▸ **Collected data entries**

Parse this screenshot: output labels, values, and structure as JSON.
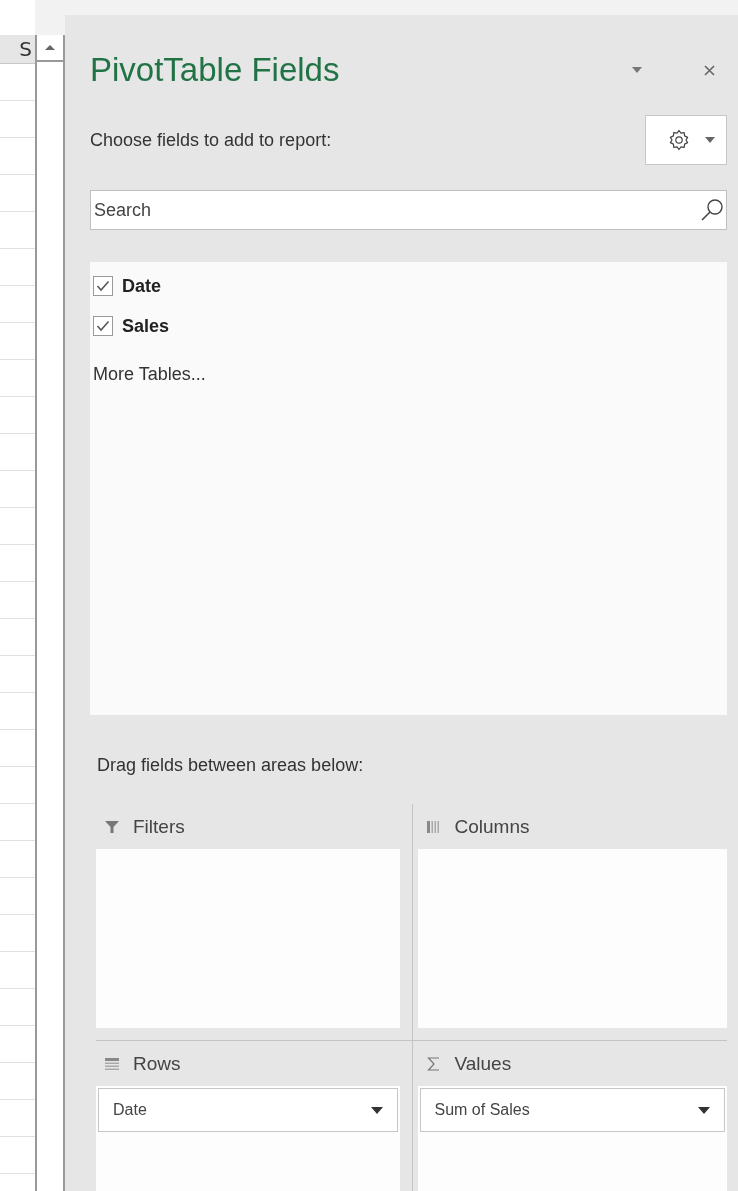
{
  "spreadsheet": {
    "column_header": "S"
  },
  "panel": {
    "title": "PivotTable Fields",
    "subtitle": "Choose fields to add to report:",
    "search": {
      "placeholder": "Search"
    },
    "fields": [
      {
        "label": "Date",
        "checked": true
      },
      {
        "label": "Sales",
        "checked": true
      }
    ],
    "more_tables": "More Tables...",
    "areas_hint": "Drag fields between areas below:",
    "areas": [
      {
        "kind": "filters",
        "label": "Filters"
      },
      {
        "kind": "columns",
        "label": "Columns"
      },
      {
        "kind": "rows",
        "label": "Rows",
        "items": [
          "Date"
        ]
      },
      {
        "kind": "values",
        "label": "Values",
        "items": [
          "Sum of Sales"
        ]
      }
    ]
  }
}
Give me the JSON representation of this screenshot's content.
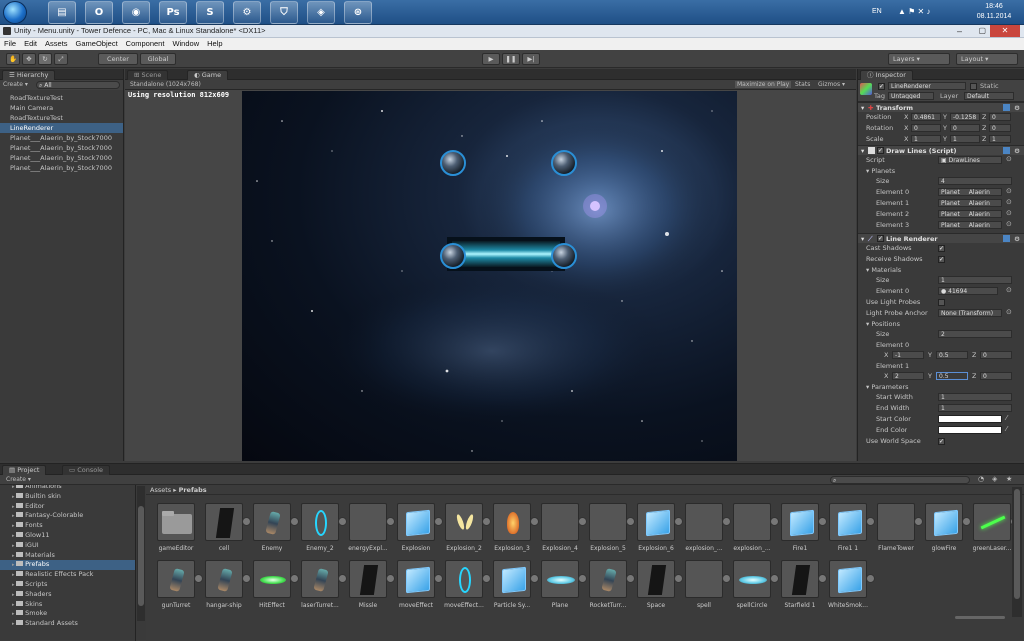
{
  "taskbar": {
    "pinned": [
      {
        "name": "explorer-icon",
        "glyph": "▤"
      },
      {
        "name": "opera-icon",
        "glyph": "O"
      },
      {
        "name": "firefox-icon",
        "glyph": "◉"
      },
      {
        "name": "photoshop-icon",
        "glyph": "Ps"
      },
      {
        "name": "skype-icon",
        "glyph": "S"
      },
      {
        "name": "steam-icon",
        "glyph": "⚙"
      },
      {
        "name": "shield-icon",
        "glyph": "⛉"
      },
      {
        "name": "unity-icon",
        "glyph": "◈"
      },
      {
        "name": "network-icon",
        "glyph": "⊛"
      }
    ],
    "lang": "EN",
    "time": "18:46",
    "date": "08.11.2014"
  },
  "window": {
    "title": "Unity - Menu.unity - Tower Defence - PC, Mac & Linux Standalone* <DX11>"
  },
  "menu": [
    "File",
    "Edit",
    "Assets",
    "GameObject",
    "Component",
    "Window",
    "Help"
  ],
  "toolbar": {
    "center": "Center",
    "global": "Global",
    "layers": "Layers",
    "layout": "Layout"
  },
  "hierarchy": {
    "tab": "Hierarchy",
    "create": "Create",
    "search_placeholder": "All",
    "items": [
      "RoadTextureTest",
      "Main Camera",
      "RoadTextureTest",
      "LineRenderer",
      "Planet___Alaerin_by_Stock7000",
      "Planet___Alaerin_by_Stock7000",
      "Planet___Alaerin_by_Stock7000",
      "Planet___Alaerin_by_Stock7000"
    ],
    "selected_index": 3
  },
  "game_view": {
    "tab_scene": "Scene",
    "tab_game": "Game",
    "resolution_dropdown": "Standalone (1024x768)",
    "maximize": "Maximize on Play",
    "stats": "Stats",
    "gizmos": "Gizmos",
    "resolution_text": "Using resolution 812x609"
  },
  "inspector": {
    "tab": "Inspector",
    "object_name": "LineRenderer",
    "static_label": "Static",
    "tag_label": "Tag",
    "tag_value": "Untagged",
    "layer_label": "Layer",
    "layer_value": "Default",
    "transform": {
      "title": "Transform",
      "rows": [
        {
          "label": "Position",
          "x": "0.4861",
          "y": "-0.1258",
          "z": "0"
        },
        {
          "label": "Rotation",
          "x": "0",
          "y": "0",
          "z": "0"
        },
        {
          "label": "Scale",
          "x": "1",
          "y": "1",
          "z": "1"
        }
      ]
    },
    "draw_lines": {
      "title": "Draw Lines (Script)",
      "script_label": "Script",
      "script_value": "DrawLines",
      "planets_label": "Planets",
      "size_label": "Size",
      "size_value": "4",
      "elements": [
        {
          "label": "Element 0",
          "value": "Planet___Alaerin"
        },
        {
          "label": "Element 1",
          "value": "Planet___Alaerin"
        },
        {
          "label": "Element 2",
          "value": "Planet___Alaerin"
        },
        {
          "label": "Element 3",
          "value": "Planet___Alaerin"
        }
      ]
    },
    "line_renderer": {
      "title": "Line Renderer",
      "cast_shadows": "Cast Shadows",
      "receive_shadows": "Receive Shadows",
      "materials": "Materials",
      "size_label": "Size",
      "mat_size": "1",
      "element0_label": "Element 0",
      "element0_value": "41694",
      "use_light_probes": "Use Light Probes",
      "light_probe_anchor": "Light Probe Anchor",
      "light_probe_value": "None (Transform)",
      "positions": "Positions",
      "pos_size": "2",
      "pos_elements": [
        {
          "label": "Element 0",
          "x": "-1",
          "y": "0.5",
          "z": "0"
        },
        {
          "label": "Element 1",
          "x": "2",
          "y": "0.5",
          "z": "0"
        }
      ],
      "parameters": "Parameters",
      "start_width_label": "Start Width",
      "start_width": "1",
      "end_width_label": "End Width",
      "end_width": "1",
      "start_color": "Start Color",
      "end_color": "End Color",
      "use_world_space": "Use World Space"
    }
  },
  "project": {
    "tab_project": "Project",
    "tab_console": "Console",
    "create": "Create",
    "folders": [
      "Animations",
      "Builtin skin",
      "Editor",
      "Fantasy-Colorable",
      "Fonts",
      "Glow11",
      "iGUI",
      "Materials",
      "Prefabs",
      "Realistic Effects Pack",
      "Scripts",
      "Shaders",
      "Skins",
      "Smoke",
      "Standard Assets"
    ],
    "selected_folder": "Prefabs",
    "breadcrumb_root": "Assets",
    "breadcrumb_current": "Prefabs",
    "assets_row1": [
      {
        "label": "gameEditor",
        "kind": "folder"
      },
      {
        "label": "cell",
        "kind": "dark"
      },
      {
        "label": "Enemy",
        "kind": "ship"
      },
      {
        "label": "Enemy_2",
        "kind": "ring"
      },
      {
        "label": "energyExpl...",
        "kind": "blank"
      },
      {
        "label": "Explosion",
        "kind": "cube"
      },
      {
        "label": "Explosion_2",
        "kind": "flame"
      },
      {
        "label": "Explosion_3",
        "kind": "fire"
      },
      {
        "label": "Explosion_4",
        "kind": "blank"
      },
      {
        "label": "Explosion_5",
        "kind": "blank"
      },
      {
        "label": "Explosion_6",
        "kind": "cube"
      },
      {
        "label": "explosion_...",
        "kind": "blank"
      },
      {
        "label": "explosion_...",
        "kind": "blank"
      },
      {
        "label": "Fire1",
        "kind": "cube"
      },
      {
        "label": "Fire1 1",
        "kind": "cube"
      },
      {
        "label": "FlameTower",
        "kind": "blank"
      },
      {
        "label": "glowFire",
        "kind": "cube"
      },
      {
        "label": "greenLaser...",
        "kind": "laser"
      }
    ],
    "assets_row2": [
      {
        "label": "gunTurret",
        "kind": "ship"
      },
      {
        "label": "hangar-ship",
        "kind": "ship"
      },
      {
        "label": "HitEffect",
        "kind": "glow"
      },
      {
        "label": "laserTurret...",
        "kind": "ship"
      },
      {
        "label": "Missle",
        "kind": "dark"
      },
      {
        "label": "moveEffect",
        "kind": "cube"
      },
      {
        "label": "moveEffect...",
        "kind": "ring"
      },
      {
        "label": "Particle Sy...",
        "kind": "cube"
      },
      {
        "label": "Plane",
        "kind": "plane"
      },
      {
        "label": "RocketTurr...",
        "kind": "ship"
      },
      {
        "label": "Space",
        "kind": "dark"
      },
      {
        "label": "spell",
        "kind": "blank"
      },
      {
        "label": "spellCircle",
        "kind": "plane"
      },
      {
        "label": "Starfield 1",
        "kind": "dark"
      },
      {
        "label": "WhiteSmok...",
        "kind": "cube"
      }
    ]
  }
}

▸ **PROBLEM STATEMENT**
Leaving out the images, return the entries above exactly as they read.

▸ **SOLUTION TO THIS EXERCISE**
Parse this screenshot: output labels, values, and structure as JSON.
{
  "spreadsheet": {
    "column_header": "S"
  },
  "panel": {
    "title": "PivotTable Fields",
    "subtitle": "Choose fields to add to report:",
    "search": {
      "placeholder": "Search"
    },
    "fields": [
      {
        "label": "Date",
        "checked": true
      },
      {
        "label": "Sales",
        "checked": true
      }
    ],
    "more_tables": "More Tables...",
    "areas_hint": "Drag fields between areas below:",
    "areas": [
      {
        "kind": "filters",
        "label": "Filters"
      },
      {
        "kind": "columns",
        "label": "Columns"
      },
      {
        "kind": "rows",
        "label": "Rows",
        "items": [
          "Date"
        ]
      },
      {
        "kind": "values",
        "label": "Values",
        "items": [
          "Sum of Sales"
        ]
      }
    ]
  }
}
Give me the JSON representation of this screenshot's content.
{
  "taskbar": {
    "pinned": [
      {
        "name": "explorer-icon",
        "glyph": "▤"
      },
      {
        "name": "opera-icon",
        "glyph": "O"
      },
      {
        "name": "firefox-icon",
        "glyph": "◉"
      },
      {
        "name": "photoshop-icon",
        "glyph": "Ps"
      },
      {
        "name": "skype-icon",
        "glyph": "S"
      },
      {
        "name": "steam-icon",
        "glyph": "⚙"
      },
      {
        "name": "shield-icon",
        "glyph": "⛉"
      },
      {
        "name": "unity-icon",
        "glyph": "◈"
      },
      {
        "name": "network-icon",
        "glyph": "⊛"
      }
    ],
    "lang": "EN",
    "time": "18:46",
    "date": "08.11.2014"
  },
  "window": {
    "title": "Unity - Menu.unity - Tower Defence - PC, Mac & Linux Standalone* <DX11>"
  },
  "menu": [
    "File",
    "Edit",
    "Assets",
    "GameObject",
    "Component",
    "Window",
    "Help"
  ],
  "toolbar": {
    "center": "Center",
    "global": "Global",
    "layers": "Layers",
    "layout": "Layout"
  },
  "hierarchy": {
    "tab": "Hierarchy",
    "create": "Create",
    "search_placeholder": "All",
    "items": [
      "RoadTextureTest",
      "Main Camera",
      "RoadTextureTest",
      "LineRenderer",
      "Planet___Alaerin_by_Stock7000",
      "Planet___Alaerin_by_Stock7000",
      "Planet___Alaerin_by_Stock7000",
      "Planet___Alaerin_by_Stock7000"
    ],
    "selected_index": 3
  },
  "game_view": {
    "tab_scene": "Scene",
    "tab_game": "Game",
    "resolution_dropdown": "Standalone (1024x768)",
    "maximize": "Maximize on Play",
    "stats": "Stats",
    "gizmos": "Gizmos",
    "resolution_text": "Using resolution 812x609"
  },
  "inspector": {
    "tab": "Inspector",
    "object_name": "LineRenderer",
    "static_label": "Static",
    "tag_label": "Tag",
    "tag_value": "Untagged",
    "layer_label": "Layer",
    "layer_value": "Default",
    "transform": {
      "title": "Transform",
      "rows": [
        {
          "label": "Position",
          "x": "0.4861",
          "y": "-0.1258",
          "z": "0"
        },
        {
          "label": "Rotation",
          "x": "0",
          "y": "0",
          "z": "0"
        },
        {
          "label": "Scale",
          "x": "1",
          "y": "1",
          "z": "1"
        }
      ]
    },
    "draw_lines": {
      "title": "Draw Lines (Script)",
      "script_label": "Script",
      "script_value": "DrawLines",
      "planets_label": "Planets",
      "size_label": "Size",
      "size_value": "4",
      "elements": [
        {
          "label": "Element 0",
          "value": "Planet___Alaerin"
        },
        {
          "label": "Element 1",
          "value": "Planet___Alaerin"
        },
        {
          "label": "Element 2",
          "value": "Planet___Alaerin"
        },
        {
          "label": "Element 3",
          "value": "Planet___Alaerin"
        }
      ]
    },
    "line_renderer": {
      "title": "Line Renderer",
      "cast_shadows": "Cast Shadows",
      "receive_shadows": "Receive Shadows",
      "materials": "Materials",
      "size_label": "Size",
      "mat_size": "1",
      "element0_label": "Element 0",
      "element0_value": "41694",
      "use_light_probes": "Use Light Probes",
      "light_probe_anchor": "Light Probe Anchor",
      "light_probe_value": "None (Transform)",
      "positions": "Positions",
      "pos_size": "2",
      "pos_elements": [
        {
          "label": "Element 0",
          "x": "-1",
          "y": "0.5",
          "z": "0"
        },
        {
          "label": "Element 1",
          "x": "2",
          "y": "0.5",
          "z": "0"
        }
      ],
      "parameters": "Parameters",
      "start_width_label": "Start Width",
      "start_width": "1",
      "end_width_label": "End Width",
      "end_width": "1",
      "start_color": "Start Color",
      "end_color": "End Color",
      "use_world_space": "Use World Space"
    }
  },
  "project": {
    "tab_project": "Project",
    "tab_console": "Console",
    "create": "Create",
    "folders": [
      "Animations",
      "Builtin skin",
      "Editor",
      "Fantasy-Colorable",
      "Fonts",
      "Glow11",
      "iGUI",
      "Materials",
      "Prefabs",
      "Realistic Effects Pack",
      "Scripts",
      "Shaders",
      "Skins",
      "Smoke",
      "Standard Assets"
    ],
    "selected_folder": "Prefabs",
    "breadcrumb_root": "Assets",
    "breadcrumb_current": "Prefabs",
    "assets_row1": [
      {
        "label": "gameEditor",
        "kind": "folder"
      },
      {
        "label": "cell",
        "kind": "dark"
      },
      {
        "label": "Enemy",
        "kind": "ship"
      },
      {
        "label": "Enemy_2",
        "kind": "ring"
      },
      {
        "label": "energyExpl...",
        "kind": "blank"
      },
      {
        "label": "Explosion",
        "kind": "cube"
      },
      {
        "label": "Explosion_2",
        "kind": "flame"
      },
      {
        "label": "Explosion_3",
        "kind": "fire"
      },
      {
        "label": "Explosion_4",
        "kind": "blank"
      },
      {
        "label": "Explosion_5",
        "kind": "blank"
      },
      {
        "label": "Explosion_6",
        "kind": "cube"
      },
      {
        "label": "explosion_...",
        "kind": "blank"
      },
      {
        "label": "explosion_...",
        "kind": "blank"
      },
      {
        "label": "Fire1",
        "kind": "cube"
      },
      {
        "label": "Fire1 1",
        "kind": "cube"
      },
      {
        "label": "FlameTower",
        "kind": "blank"
      },
      {
        "label": "glowFire",
        "kind": "cube"
      },
      {
        "label": "greenLaser...",
        "kind": "laser"
      }
    ],
    "assets_row2": [
      {
        "label": "gunTurret",
        "kind": "ship"
      },
      {
        "label": "hangar-ship",
        "kind": "ship"
      },
      {
        "label": "HitEffect",
        "kind": "glow"
      },
      {
        "label": "laserTurret...",
        "kind": "ship"
      },
      {
        "label": "Missle",
        "kind": "dark"
      },
      {
        "label": "moveEffect",
        "kind": "cube"
      },
      {
        "label": "moveEffect...",
        "kind": "ring"
      },
      {
        "label": "Particle Sy...",
        "kind": "cube"
      },
      {
        "label": "Plane",
        "kind": "plane"
      },
      {
        "label": "RocketTurr...",
        "kind": "ship"
      },
      {
        "label": "Space",
        "kind": "dark"
      },
      {
        "label": "spell",
        "kind": "blank"
      },
      {
        "label": "spellCircle",
        "kind": "plane"
      },
      {
        "label": "Starfield 1",
        "kind": "dark"
      },
      {
        "label": "WhiteSmok...",
        "kind": "cube"
      }
    ]
  }
}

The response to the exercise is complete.